Task goal :: Copy the records that follow exactly, leaving nothing out.

── Data under study

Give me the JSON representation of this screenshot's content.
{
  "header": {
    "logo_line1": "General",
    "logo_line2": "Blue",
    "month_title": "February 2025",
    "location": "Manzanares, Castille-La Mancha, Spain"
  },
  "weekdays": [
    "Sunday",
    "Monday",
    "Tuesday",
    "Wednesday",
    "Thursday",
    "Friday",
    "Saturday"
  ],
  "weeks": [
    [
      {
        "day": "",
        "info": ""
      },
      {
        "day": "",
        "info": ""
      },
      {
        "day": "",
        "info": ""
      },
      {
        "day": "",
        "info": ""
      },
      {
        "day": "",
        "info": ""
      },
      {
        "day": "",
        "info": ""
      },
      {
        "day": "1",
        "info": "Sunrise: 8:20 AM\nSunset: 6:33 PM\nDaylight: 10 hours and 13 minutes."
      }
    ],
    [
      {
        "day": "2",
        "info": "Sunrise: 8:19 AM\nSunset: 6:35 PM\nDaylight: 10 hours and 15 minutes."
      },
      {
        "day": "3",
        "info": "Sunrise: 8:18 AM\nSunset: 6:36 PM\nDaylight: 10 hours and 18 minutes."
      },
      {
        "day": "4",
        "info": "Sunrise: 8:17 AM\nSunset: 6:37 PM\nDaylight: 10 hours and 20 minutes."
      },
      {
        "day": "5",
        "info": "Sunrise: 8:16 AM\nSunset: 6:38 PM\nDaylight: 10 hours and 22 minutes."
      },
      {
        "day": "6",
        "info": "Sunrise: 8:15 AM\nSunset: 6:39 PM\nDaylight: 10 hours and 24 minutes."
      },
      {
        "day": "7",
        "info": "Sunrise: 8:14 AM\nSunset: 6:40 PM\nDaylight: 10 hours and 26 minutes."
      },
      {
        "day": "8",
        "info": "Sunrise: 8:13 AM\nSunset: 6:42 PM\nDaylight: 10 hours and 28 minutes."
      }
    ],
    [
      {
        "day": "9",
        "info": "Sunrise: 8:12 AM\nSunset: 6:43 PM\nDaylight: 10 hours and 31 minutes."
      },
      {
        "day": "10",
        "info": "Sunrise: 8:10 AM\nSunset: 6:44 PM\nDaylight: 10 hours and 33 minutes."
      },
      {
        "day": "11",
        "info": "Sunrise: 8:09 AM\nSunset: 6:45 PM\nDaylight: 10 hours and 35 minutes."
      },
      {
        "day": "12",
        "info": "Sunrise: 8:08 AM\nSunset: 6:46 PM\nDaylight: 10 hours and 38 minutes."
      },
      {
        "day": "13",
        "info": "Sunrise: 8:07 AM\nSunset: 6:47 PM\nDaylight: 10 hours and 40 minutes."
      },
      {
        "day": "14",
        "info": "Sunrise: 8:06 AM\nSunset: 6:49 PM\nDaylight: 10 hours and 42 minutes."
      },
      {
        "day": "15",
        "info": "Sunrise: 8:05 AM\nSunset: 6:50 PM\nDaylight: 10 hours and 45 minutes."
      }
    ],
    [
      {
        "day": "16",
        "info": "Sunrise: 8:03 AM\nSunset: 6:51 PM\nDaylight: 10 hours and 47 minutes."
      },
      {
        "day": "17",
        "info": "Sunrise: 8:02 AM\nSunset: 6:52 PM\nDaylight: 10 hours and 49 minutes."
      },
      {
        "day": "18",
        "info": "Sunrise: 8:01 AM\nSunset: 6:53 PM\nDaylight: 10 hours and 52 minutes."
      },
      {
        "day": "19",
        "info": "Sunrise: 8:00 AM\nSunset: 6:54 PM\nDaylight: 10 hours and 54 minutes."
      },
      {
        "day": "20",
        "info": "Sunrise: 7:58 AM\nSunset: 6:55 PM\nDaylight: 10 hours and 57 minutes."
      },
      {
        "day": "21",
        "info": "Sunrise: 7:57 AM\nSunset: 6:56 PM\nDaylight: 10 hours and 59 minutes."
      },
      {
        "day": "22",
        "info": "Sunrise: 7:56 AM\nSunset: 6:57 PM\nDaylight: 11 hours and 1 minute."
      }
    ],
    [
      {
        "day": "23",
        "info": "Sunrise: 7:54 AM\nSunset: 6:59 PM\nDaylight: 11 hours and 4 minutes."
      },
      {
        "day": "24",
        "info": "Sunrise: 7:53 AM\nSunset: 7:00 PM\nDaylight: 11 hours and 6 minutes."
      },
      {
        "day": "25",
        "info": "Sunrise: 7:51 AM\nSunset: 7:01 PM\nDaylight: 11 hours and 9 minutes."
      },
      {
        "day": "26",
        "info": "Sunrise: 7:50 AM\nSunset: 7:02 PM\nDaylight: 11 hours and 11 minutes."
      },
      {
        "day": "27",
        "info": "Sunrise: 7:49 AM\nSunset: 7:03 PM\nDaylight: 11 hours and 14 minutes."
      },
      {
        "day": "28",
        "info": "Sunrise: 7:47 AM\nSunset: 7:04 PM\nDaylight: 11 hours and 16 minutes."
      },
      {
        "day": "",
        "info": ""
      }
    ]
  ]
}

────

Worked solution ::
Give me the JSON representation of this screenshot's content.
{
  "header": {
    "logo_line1": "General",
    "logo_line2": "Blue",
    "month_title": "February 2025",
    "location": "Manzanares, Castille-La Mancha, Spain"
  },
  "weekdays": [
    "Sunday",
    "Monday",
    "Tuesday",
    "Wednesday",
    "Thursday",
    "Friday",
    "Saturday"
  ],
  "weeks": [
    [
      {
        "day": "",
        "info": ""
      },
      {
        "day": "",
        "info": ""
      },
      {
        "day": "",
        "info": ""
      },
      {
        "day": "",
        "info": ""
      },
      {
        "day": "",
        "info": ""
      },
      {
        "day": "",
        "info": ""
      },
      {
        "day": "1",
        "info": "Sunrise: 8:20 AM\nSunset: 6:33 PM\nDaylight: 10 hours and 13 minutes."
      }
    ],
    [
      {
        "day": "2",
        "info": "Sunrise: 8:19 AM\nSunset: 6:35 PM\nDaylight: 10 hours and 15 minutes."
      },
      {
        "day": "3",
        "info": "Sunrise: 8:18 AM\nSunset: 6:36 PM\nDaylight: 10 hours and 18 minutes."
      },
      {
        "day": "4",
        "info": "Sunrise: 8:17 AM\nSunset: 6:37 PM\nDaylight: 10 hours and 20 minutes."
      },
      {
        "day": "5",
        "info": "Sunrise: 8:16 AM\nSunset: 6:38 PM\nDaylight: 10 hours and 22 minutes."
      },
      {
        "day": "6",
        "info": "Sunrise: 8:15 AM\nSunset: 6:39 PM\nDaylight: 10 hours and 24 minutes."
      },
      {
        "day": "7",
        "info": "Sunrise: 8:14 AM\nSunset: 6:40 PM\nDaylight: 10 hours and 26 minutes."
      },
      {
        "day": "8",
        "info": "Sunrise: 8:13 AM\nSunset: 6:42 PM\nDaylight: 10 hours and 28 minutes."
      }
    ],
    [
      {
        "day": "9",
        "info": "Sunrise: 8:12 AM\nSunset: 6:43 PM\nDaylight: 10 hours and 31 minutes."
      },
      {
        "day": "10",
        "info": "Sunrise: 8:10 AM\nSunset: 6:44 PM\nDaylight: 10 hours and 33 minutes."
      },
      {
        "day": "11",
        "info": "Sunrise: 8:09 AM\nSunset: 6:45 PM\nDaylight: 10 hours and 35 minutes."
      },
      {
        "day": "12",
        "info": "Sunrise: 8:08 AM\nSunset: 6:46 PM\nDaylight: 10 hours and 38 minutes."
      },
      {
        "day": "13",
        "info": "Sunrise: 8:07 AM\nSunset: 6:47 PM\nDaylight: 10 hours and 40 minutes."
      },
      {
        "day": "14",
        "info": "Sunrise: 8:06 AM\nSunset: 6:49 PM\nDaylight: 10 hours and 42 minutes."
      },
      {
        "day": "15",
        "info": "Sunrise: 8:05 AM\nSunset: 6:50 PM\nDaylight: 10 hours and 45 minutes."
      }
    ],
    [
      {
        "day": "16",
        "info": "Sunrise: 8:03 AM\nSunset: 6:51 PM\nDaylight: 10 hours and 47 minutes."
      },
      {
        "day": "17",
        "info": "Sunrise: 8:02 AM\nSunset: 6:52 PM\nDaylight: 10 hours and 49 minutes."
      },
      {
        "day": "18",
        "info": "Sunrise: 8:01 AM\nSunset: 6:53 PM\nDaylight: 10 hours and 52 minutes."
      },
      {
        "day": "19",
        "info": "Sunrise: 8:00 AM\nSunset: 6:54 PM\nDaylight: 10 hours and 54 minutes."
      },
      {
        "day": "20",
        "info": "Sunrise: 7:58 AM\nSunset: 6:55 PM\nDaylight: 10 hours and 57 minutes."
      },
      {
        "day": "21",
        "info": "Sunrise: 7:57 AM\nSunset: 6:56 PM\nDaylight: 10 hours and 59 minutes."
      },
      {
        "day": "22",
        "info": "Sunrise: 7:56 AM\nSunset: 6:57 PM\nDaylight: 11 hours and 1 minute."
      }
    ],
    [
      {
        "day": "23",
        "info": "Sunrise: 7:54 AM\nSunset: 6:59 PM\nDaylight: 11 hours and 4 minutes."
      },
      {
        "day": "24",
        "info": "Sunrise: 7:53 AM\nSunset: 7:00 PM\nDaylight: 11 hours and 6 minutes."
      },
      {
        "day": "25",
        "info": "Sunrise: 7:51 AM\nSunset: 7:01 PM\nDaylight: 11 hours and 9 minutes."
      },
      {
        "day": "26",
        "info": "Sunrise: 7:50 AM\nSunset: 7:02 PM\nDaylight: 11 hours and 11 minutes."
      },
      {
        "day": "27",
        "info": "Sunrise: 7:49 AM\nSunset: 7:03 PM\nDaylight: 11 hours and 14 minutes."
      },
      {
        "day": "28",
        "info": "Sunrise: 7:47 AM\nSunset: 7:04 PM\nDaylight: 11 hours and 16 minutes."
      },
      {
        "day": "",
        "info": ""
      }
    ]
  ]
}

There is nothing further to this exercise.